Where else in our anxious, fretful, economic lives can we be so absolutist, so uncompromising and so certain of our judgement? Should we not seek out more opportunities for such certainty, such contained belief, such purpose, and what impact might that have on our mental health?
Why beauty is the key to everything
Moore’s book can be read in a day — a thing of beauty in itself. It comprises a series of vignettes, exploring the work of artists, philosophers, designers or those who just have something particular to say about beauty — from photographer Sebastião Salgado to poet Seamus Heaney or the astronauts who were privileged to observe the Earth from beyond its fragile atmosphere and realise that this particular beauty is in need of some serious protection.
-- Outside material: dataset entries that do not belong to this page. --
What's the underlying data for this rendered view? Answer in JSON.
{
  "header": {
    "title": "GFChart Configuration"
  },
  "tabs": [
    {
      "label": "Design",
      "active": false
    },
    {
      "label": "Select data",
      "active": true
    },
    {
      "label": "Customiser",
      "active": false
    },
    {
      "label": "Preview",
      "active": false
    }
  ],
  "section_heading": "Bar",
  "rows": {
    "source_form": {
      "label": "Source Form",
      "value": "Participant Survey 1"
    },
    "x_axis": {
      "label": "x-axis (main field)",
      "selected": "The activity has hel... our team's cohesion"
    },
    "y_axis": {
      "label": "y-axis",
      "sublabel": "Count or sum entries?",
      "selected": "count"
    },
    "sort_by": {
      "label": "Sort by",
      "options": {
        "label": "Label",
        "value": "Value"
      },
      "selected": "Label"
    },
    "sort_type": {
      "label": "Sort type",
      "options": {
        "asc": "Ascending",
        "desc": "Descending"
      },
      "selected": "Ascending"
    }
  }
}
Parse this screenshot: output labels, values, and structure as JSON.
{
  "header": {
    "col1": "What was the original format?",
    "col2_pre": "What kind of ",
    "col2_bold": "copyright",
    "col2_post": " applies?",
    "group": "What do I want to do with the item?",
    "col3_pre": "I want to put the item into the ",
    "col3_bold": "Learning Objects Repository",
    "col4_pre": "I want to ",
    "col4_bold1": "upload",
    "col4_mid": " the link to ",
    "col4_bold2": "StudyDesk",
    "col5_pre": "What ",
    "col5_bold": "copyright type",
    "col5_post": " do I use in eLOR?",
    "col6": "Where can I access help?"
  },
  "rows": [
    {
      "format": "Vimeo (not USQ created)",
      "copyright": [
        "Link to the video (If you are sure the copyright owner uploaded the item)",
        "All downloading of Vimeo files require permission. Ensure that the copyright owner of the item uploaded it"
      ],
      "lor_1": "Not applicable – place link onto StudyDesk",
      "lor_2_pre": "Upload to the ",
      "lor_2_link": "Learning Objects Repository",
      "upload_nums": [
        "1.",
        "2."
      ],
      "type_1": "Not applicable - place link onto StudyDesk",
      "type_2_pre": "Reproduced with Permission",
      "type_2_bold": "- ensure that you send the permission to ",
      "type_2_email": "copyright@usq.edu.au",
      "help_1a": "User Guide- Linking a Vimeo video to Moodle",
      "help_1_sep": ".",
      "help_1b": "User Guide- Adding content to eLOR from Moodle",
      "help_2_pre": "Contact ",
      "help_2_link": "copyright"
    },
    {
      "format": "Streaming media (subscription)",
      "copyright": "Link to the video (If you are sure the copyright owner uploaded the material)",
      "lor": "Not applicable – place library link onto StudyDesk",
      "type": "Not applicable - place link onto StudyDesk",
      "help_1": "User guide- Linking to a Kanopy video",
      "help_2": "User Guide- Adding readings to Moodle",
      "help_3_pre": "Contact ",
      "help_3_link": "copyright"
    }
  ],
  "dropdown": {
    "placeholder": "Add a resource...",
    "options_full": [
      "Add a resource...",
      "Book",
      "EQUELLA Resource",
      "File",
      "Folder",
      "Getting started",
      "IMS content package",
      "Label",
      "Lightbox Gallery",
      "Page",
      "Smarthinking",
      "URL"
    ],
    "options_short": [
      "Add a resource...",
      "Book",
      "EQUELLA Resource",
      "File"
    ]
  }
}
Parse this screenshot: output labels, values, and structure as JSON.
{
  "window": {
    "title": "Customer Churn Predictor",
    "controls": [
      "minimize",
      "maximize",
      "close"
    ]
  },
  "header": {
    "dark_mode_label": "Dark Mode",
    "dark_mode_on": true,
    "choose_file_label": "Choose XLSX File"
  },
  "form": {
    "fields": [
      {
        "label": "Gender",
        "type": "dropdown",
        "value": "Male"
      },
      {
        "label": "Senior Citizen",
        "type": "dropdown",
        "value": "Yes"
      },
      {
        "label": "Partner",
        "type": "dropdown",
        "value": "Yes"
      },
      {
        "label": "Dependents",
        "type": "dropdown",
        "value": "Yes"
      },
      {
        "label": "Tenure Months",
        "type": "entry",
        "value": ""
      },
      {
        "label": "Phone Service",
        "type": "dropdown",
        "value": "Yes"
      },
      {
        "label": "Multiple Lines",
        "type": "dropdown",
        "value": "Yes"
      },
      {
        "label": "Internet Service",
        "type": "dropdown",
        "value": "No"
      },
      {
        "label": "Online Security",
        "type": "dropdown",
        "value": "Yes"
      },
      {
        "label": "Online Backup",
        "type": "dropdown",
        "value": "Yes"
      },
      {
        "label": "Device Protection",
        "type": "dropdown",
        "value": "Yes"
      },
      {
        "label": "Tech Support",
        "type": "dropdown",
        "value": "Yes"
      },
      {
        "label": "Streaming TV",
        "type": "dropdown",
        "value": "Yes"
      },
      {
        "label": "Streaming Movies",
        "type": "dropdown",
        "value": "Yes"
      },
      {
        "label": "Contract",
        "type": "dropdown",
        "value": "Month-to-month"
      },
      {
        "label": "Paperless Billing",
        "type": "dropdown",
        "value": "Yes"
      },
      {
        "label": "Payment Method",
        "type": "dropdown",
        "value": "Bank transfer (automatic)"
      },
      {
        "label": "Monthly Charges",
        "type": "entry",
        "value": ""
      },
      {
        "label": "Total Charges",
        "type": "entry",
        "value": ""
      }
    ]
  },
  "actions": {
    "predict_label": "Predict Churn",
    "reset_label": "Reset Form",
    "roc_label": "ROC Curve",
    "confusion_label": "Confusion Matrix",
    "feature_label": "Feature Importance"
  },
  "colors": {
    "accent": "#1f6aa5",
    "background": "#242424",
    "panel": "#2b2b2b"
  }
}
These perspectives are used to underpin the lessons we might draw from the principles of Shaker design (‘the outward appearance of all things reveals their inner spirit’) to the stand up comedy of Bill Bailey (‘I start with a laugh and work backwards from there. What do I need to do to create this amount of laughter?’).
Moore goes on to offer a set of practices that we might deploy in our daily lives to both identify and nurture beauty. Fostering great design, achieving a craft takes time, effort and practice, but adopting these behaviours will, in and of itself, help us to get closer to that pride in our work and lives exemplified by the axe-makers. These include being curious, working back from the longer term objective (remember Bill Bailey), being adaptive, making an effort to explore relatable business models or ways of working (what Moore calls a ‘Go See’), being open, collaborating with others (‘people embrace what they create’), recognising no boundaries to our creativity, and, my favourite, ‘Let Go of Fear’ where Moore concludes:
‘I have travelled six continents, overseen some £1.5bn of creative business innovation. I’ve had my personal work shown and displayed from London to New Zealand. And I’ve written a few books. I am dyslexic and I hate flying.’
Some may be tempted to read this as so much motherhood and apple pie, the kind of creative hokum to be met by a brief, withering look from a cynical CFO with both eyes fixed firmly on the next quarter’s results. It could be so if it were not for the case that the pursuit of beauty and the pursuit of purpose have deep philosophical connections (I should know, I failed to complete my first Masters degree in the subject!) and, seriously, what do we have to lose — both personally and commercially — from carving out a bit of time to explore those connections anew?
Clearly not everyone is in the business of making axes or artisanal bread or restoring old motorcycles, and this is not to suggest that people cannot and should not be motivated by mainstream commercial objectives, by good old fashioned drive. However, the present context — a general dissatisfaction with the status quo, distrust in business and institutions, an environment on its knees, a crisis in mental health — suggests that we might all benefit from applying Moore’s design principles to our own unique setting, whether personal or professional.
Thinking long term, considering durability, being open to collaboration, expanding our depth of field, exploring ideas from diverse sources — if these are practices that can inform our approach to craft, to creating things that are both beautiful and durable, where we are fully cognisant of our wider impact, then it seems to me that they are also practices that might inform a renewed quest for corporate purpose.